A couple of weekends ago, I had a bit of time to revisit a book that I had last picked up while I was in High School: Ender’s Game, by Orson Scott Card. It’s been one that I’ve long wanted to revisit, and since the time that I last cracked it open, I’ve graduated from college with two degrees in history: one specifically in military history, which has given me a unique view on the intersection between military science fiction and how militaries function in the real world.
There were three things that really jumped out at me while reading the novel: the use and conception of technology at the time, the degree to which bullying and power played into the plot, and the way in which military tactics and strategy was used.
Reading Ender’s Game in 2011 was an experience that comes right out of the book, and from the perspective of a young high school kid back in 2001, the future has certainly crept up on us slowly, but certainly.
The obvious points is in the use of technology in everyday lives: the students learned and interacted with one another via desks. Reading the book just a couple of weeks ago on an iPad, I was struck at how dead on Card conceptualized the use of portable computers: students bring them with one another, send and receive messages, read, write and learn their lessons on something that could easily be an iPad or similar computer.
More than the physical objects that the characters interact with (after all, small, portable computers have been used in science fiction novels for ages), the way in which they interact with one another was also surprisingly familiar: the internet. Some of the details are slightly off, such as the degree to which people can be restricted from accessing certain contents, but what Card described in 1985 with Peter and Valentine’s rise to power is identical to that of bloggers and the abilities to which they can voice opinions on their own, rather than voicing the opinions of a large organization.
What Card seems to have done was conceptualize not the technology, but how people do to interact with one another regardless of how they’re hooked up. The introduction of the internet, social media and interactive media hasn’t fundimentally changed how we do things, but represents a natural expression of technology and human interactions.
It’s interesting to read the book after seeing the rise of such major changes from the ground level.

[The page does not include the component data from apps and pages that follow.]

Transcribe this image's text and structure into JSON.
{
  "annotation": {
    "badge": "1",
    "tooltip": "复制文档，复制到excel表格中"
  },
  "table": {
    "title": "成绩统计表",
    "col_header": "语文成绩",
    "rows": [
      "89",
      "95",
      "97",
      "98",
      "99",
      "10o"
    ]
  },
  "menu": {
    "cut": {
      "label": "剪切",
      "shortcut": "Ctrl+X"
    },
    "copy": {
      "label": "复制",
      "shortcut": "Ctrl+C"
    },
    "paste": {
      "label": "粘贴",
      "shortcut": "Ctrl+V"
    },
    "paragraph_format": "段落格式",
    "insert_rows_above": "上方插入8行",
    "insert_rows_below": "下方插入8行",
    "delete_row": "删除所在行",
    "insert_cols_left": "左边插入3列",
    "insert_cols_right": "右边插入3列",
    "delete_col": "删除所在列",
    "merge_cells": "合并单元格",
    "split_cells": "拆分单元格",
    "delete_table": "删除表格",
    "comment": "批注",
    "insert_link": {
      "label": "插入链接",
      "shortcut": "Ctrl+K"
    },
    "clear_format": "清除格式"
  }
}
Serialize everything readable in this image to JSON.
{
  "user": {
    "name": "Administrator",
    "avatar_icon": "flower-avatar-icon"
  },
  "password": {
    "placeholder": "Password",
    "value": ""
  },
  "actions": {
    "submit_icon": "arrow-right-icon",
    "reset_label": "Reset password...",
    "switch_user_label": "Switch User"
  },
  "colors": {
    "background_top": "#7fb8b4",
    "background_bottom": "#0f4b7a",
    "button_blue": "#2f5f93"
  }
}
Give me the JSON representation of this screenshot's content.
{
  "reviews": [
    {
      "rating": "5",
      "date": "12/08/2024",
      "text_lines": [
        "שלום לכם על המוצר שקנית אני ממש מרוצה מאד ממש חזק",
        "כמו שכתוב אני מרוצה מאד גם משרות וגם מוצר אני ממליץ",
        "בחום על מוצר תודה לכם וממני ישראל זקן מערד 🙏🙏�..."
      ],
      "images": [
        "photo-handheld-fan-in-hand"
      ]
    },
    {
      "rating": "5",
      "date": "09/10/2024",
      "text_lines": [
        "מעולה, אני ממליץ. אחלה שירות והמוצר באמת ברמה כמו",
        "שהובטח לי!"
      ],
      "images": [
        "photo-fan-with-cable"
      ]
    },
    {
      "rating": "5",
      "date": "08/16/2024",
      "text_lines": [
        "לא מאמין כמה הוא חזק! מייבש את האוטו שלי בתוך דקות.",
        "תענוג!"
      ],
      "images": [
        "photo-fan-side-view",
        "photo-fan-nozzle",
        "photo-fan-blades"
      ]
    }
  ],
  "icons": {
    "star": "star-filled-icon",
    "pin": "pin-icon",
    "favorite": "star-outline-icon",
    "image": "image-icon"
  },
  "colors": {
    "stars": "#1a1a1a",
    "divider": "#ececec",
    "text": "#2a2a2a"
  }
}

In 2001, I saw the power of the news by watching the headlines change during September 11th, and again with the explosion in activity following the killing of Osama Bin Laden on Twitter. Reading Peter and Valentine’s strategy to fulminate support during uncertain political times is strongly reminiscent of very notable people in the media today: political bloggers that capture a significant audience and have whom have the ability to push their own agenda towards solving problems that they see.
The use and conceptualization was one of the surprising highlights of Ender’s Game that I’d not readily remembered or expected when returning to the story, but it was a welcome one. While science fiction has more misses when it comes to predicting the future than accurate predictions, Card certainly got a major part of our lives right.